1/2 tsp prepared horseradish
1″ squeeze anchovy paste
1 small clove garlic, pressed

Mix very thoroughly. Taste & adjust (often needs more olive oil or a little sweetener). Mix or shake well just before using.

From Ted Abbott:
I love sauces, mine are mostly for dipping. You could put this one on a salad if you like it hot:
To a base of a cup of mayo, add hot sauce, lemon juice, soy sauce and for ultimate flavor, oyster sauce available in Asian section. Mix until consistent.
From Laura Itzkowitz:
Honey mustard dressing has been my latest salad dressing obsession – dijon mustard, white vinegar, honey, and black pepper. I don’t measure any of them, just add as much as tastes good.
From a restaurant in Nashville we ate at a few weeks ago:
Chili-Grapefruit Vinaigrette
1 Tablespoon Grapefruit Zest
3 Tablespoons Grapefruit Juice
2 teaspoons Chili Powder
1 Tablespoon White Wine Vinegar
pinch of salt and sugar to taste

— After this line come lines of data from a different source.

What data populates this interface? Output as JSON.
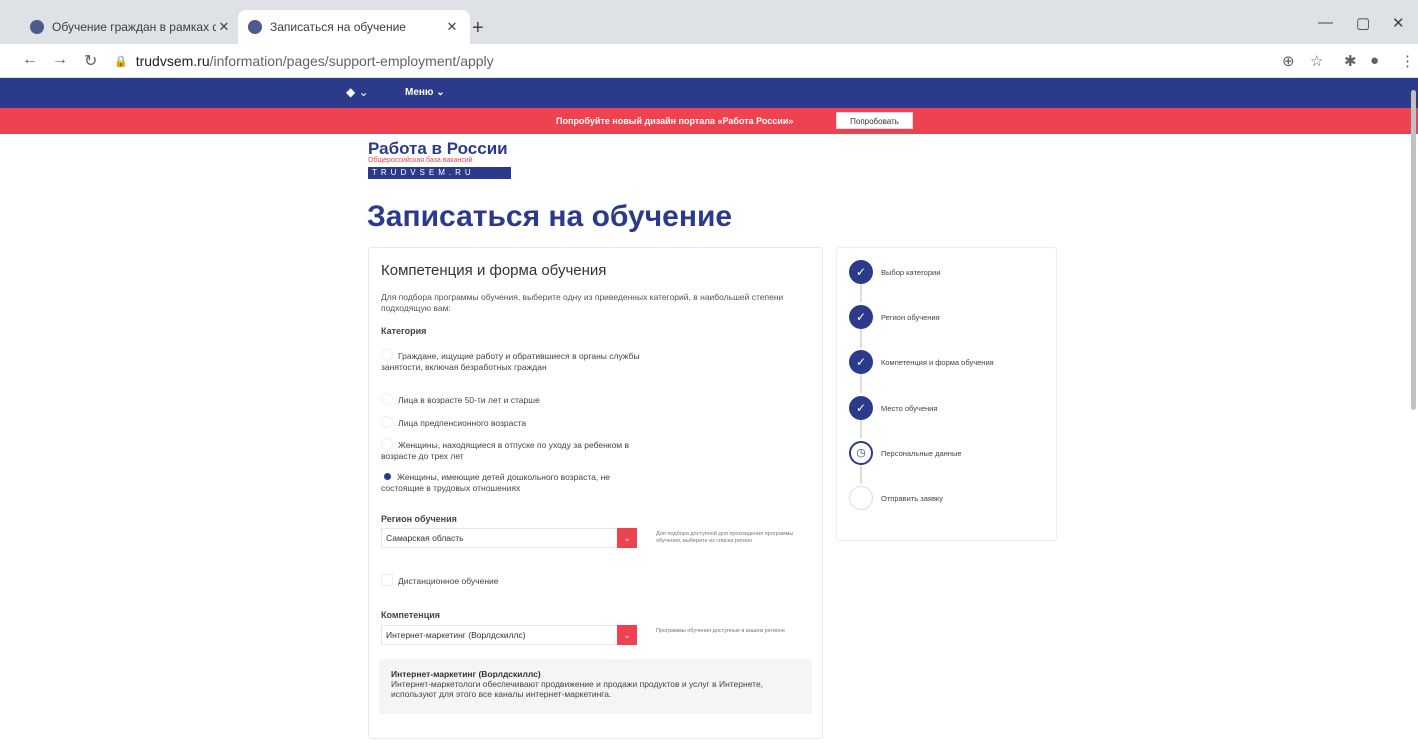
{
  "browser": {
    "tabs": [
      {
        "title": "Обучение граждан в рамках фе"
      },
      {
        "title": "Записаться на обучение"
      }
    ],
    "url_host": "trudvsem.ru",
    "url_path": "/information/pages/support-employment/apply"
  },
  "nav": {
    "menu_label": "Меню ⌄",
    "emblem": "⌄"
  },
  "promo": {
    "text": "Попробуйте новый дизайн портала «Работа России»",
    "button": "Попробовать"
  },
  "logo": {
    "main": "Работа в России",
    "sub": "Общероссийская база вакансий",
    "strip": "TRUDVSEM.RU"
  },
  "page": {
    "title": "Записаться на обучение"
  },
  "form": {
    "section_title": "Компетенция и форма обучения",
    "description": "Для подбора программы обучения, выберите одну из приведенных категорий, в наибольшей степени подходящую вам:",
    "category_label": "Категория",
    "categories": [
      "Граждане, ищущие работу и обратившиеся в органы службы занятости, включая безработных граждан",
      "Лица в возрасте 50-ти лет и старше",
      "Лица предпенсионного возраста",
      "Женщины, находящиеся в отпуске по уходу за ребенком в возрасте до трех лет",
      "Женщины, имеющие детей дошкольного возраста, не состоящие в трудовых отношениях"
    ],
    "region_label": "Регион обучения",
    "region_value": "Самарская область",
    "region_hint": "Для подбора доступной для прохождения программы обучения, выберите из списка регион",
    "distance_label": "Дистанционное обучение",
    "competence_label": "Компетенция",
    "competence_value": "Интернет-маркетинг (Ворлдскиллс)",
    "competence_hint": "Программы обучения доступные в вашем регионе",
    "info_title": "Интернет-маркетинг (Ворлдскиллс)",
    "info_text": "Интернет-маркетологи обеспечивают продвижение и продажи продуктов и услуг в Интернете, используют для этого все каналы интернет-маркетинга."
  },
  "steps": [
    {
      "label": "Выбор категории",
      "state": "done"
    },
    {
      "label": "Регион обучения",
      "state": "done"
    },
    {
      "label": "Компетенция и форма обучения",
      "state": "done"
    },
    {
      "label": "Место обучения",
      "state": "done"
    },
    {
      "label": "Персональные данные",
      "state": "current"
    },
    {
      "label": "Отправить заявку",
      "state": "todo"
    }
  ]
}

pinch of cayenne
1/2 cup Olive Oil or Walnut Oil
My current favorite: 
This recipe comes from The New Moosewood Cookbook.  This is the sauce for Gado gado — which is apparently an Indonesian dish.  I just love the peanut butter based sauce on my salad!
1 cup creamy peanut butter
1 Tbsp (heaping) grated ginger
1 Tbsp (heaping) minced garlic – I used Green Garlic last week.
3 Tbsp brown sugar (or a bit less is ok)
11/2 cups hot water (I use a bit less ~1.15 cups)
4 Tbsp apple cider vinegar
2 Tbsp soy sauce (we use tamari)
1 tsp salt (more if the peanut butter is unsalted)
Put it all in a food processor & let it whirl!  This is where I will add the water a bit at a time to see how smooth it is.  This makes a lot of dressing – I’m sure it would be easy to cut the recipe in half.
So- those are some salad recipes.  I have not tried them all – but they all sound good.
Before I go, I should just take a moment to say — if you are an oil & vinegar person.  I still think you are doing things right.  We do an oil & balsamic reduction on our salad at least twice a week ourselves.  Sometimes simple is best!
Please post some of your favorite salad dressing recipes in the comments! I’d love to hear about what you enjoy.